Tagged Buddha

Tara Protecting from the Eight Fears, Kham Province, Eastern Tibet; 19th century Pigments on cloth, Rubin Museum of Art, Gift of Shelley & Donald Rubin Foundation, F1997.15.1 (HAR 237).

The Beauty of Being All There

One day in downtown Manhattan, I walked behind a man who laughed, block after block. There would be little lulls when the laughter would glide into happy sighs but then a fresh gale of laughter would kick in, sometimes coupled with jogging and even skipping. At first, this public display of wild happiness delighted the…

Zoltan Tasi, "Penshurst Place & Gardens," Penshurst, United Kingdom via Unsplash

What Are You?

Soon after he attained enlightenment, the Buddha went walking. He was probably wild to stretch his legs because he was sitting under his tree for forty days, according to legend (some scholars believe this not a literal number but an ancient expression for “a very long time”—forty days in the desert, at sea, under the…

Nicholas Roerich, Star of the Hero (1936)

Thanksgiving 2018

“Today we have gathered and see that the cycles of life continue.” The Mohawk Thanksgiving greeting to the world is a spectacular act of mindfulness. They gather together to notice and honor the living world around them. They offer thanks to the People, to Mother Earth and all her plants and herbs and creatures, to…

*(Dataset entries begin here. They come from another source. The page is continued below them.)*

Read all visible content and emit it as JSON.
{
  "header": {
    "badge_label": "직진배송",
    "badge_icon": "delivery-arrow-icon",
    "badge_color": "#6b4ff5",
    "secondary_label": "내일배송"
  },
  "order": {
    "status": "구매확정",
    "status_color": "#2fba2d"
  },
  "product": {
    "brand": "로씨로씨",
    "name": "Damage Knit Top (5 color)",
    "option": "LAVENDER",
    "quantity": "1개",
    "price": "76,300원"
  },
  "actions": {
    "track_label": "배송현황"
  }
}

Alphonse Osbert (1857-1939), "Silence of the Water," 1895

Be an Island

“Therefore, Ananda, be islands unto yourselves, refuges unto yourselves….” As he lay dying, the Buddha gave this advice to his beloved disciple Ananda. Death reveals the true value and meaning of life, which can be summed up in two words: it passes. Life goes on with us or without us. When the Buddha spoke of…

Image from a Japanese scroll which describes the realm of the hungry ghosts and how to placate them. Currently housed at the Kyoto National Museum, artist unknown.

Angry Ghosts

One night when my mother was a little girl growing up in the panhandle of western Nebraska, she was driving with her father when she saw, far off in the plains, a cross burning in the middle of a circle of Klu Klux Klansmen. The sight filled her with terror. Her parents came from Denmark…

Ivan Aivazovsky, Between the Waves, 1898

On Being Nobody…and No One

How deeply we fear being nobody. One way to think of the ego is as a defense against pain, particularly the pain of being no one. It shores us up, reminding us that we are somebody. We update our internal resumes and narratives constantly. We seek new skills and go on self-improvement regimes of all…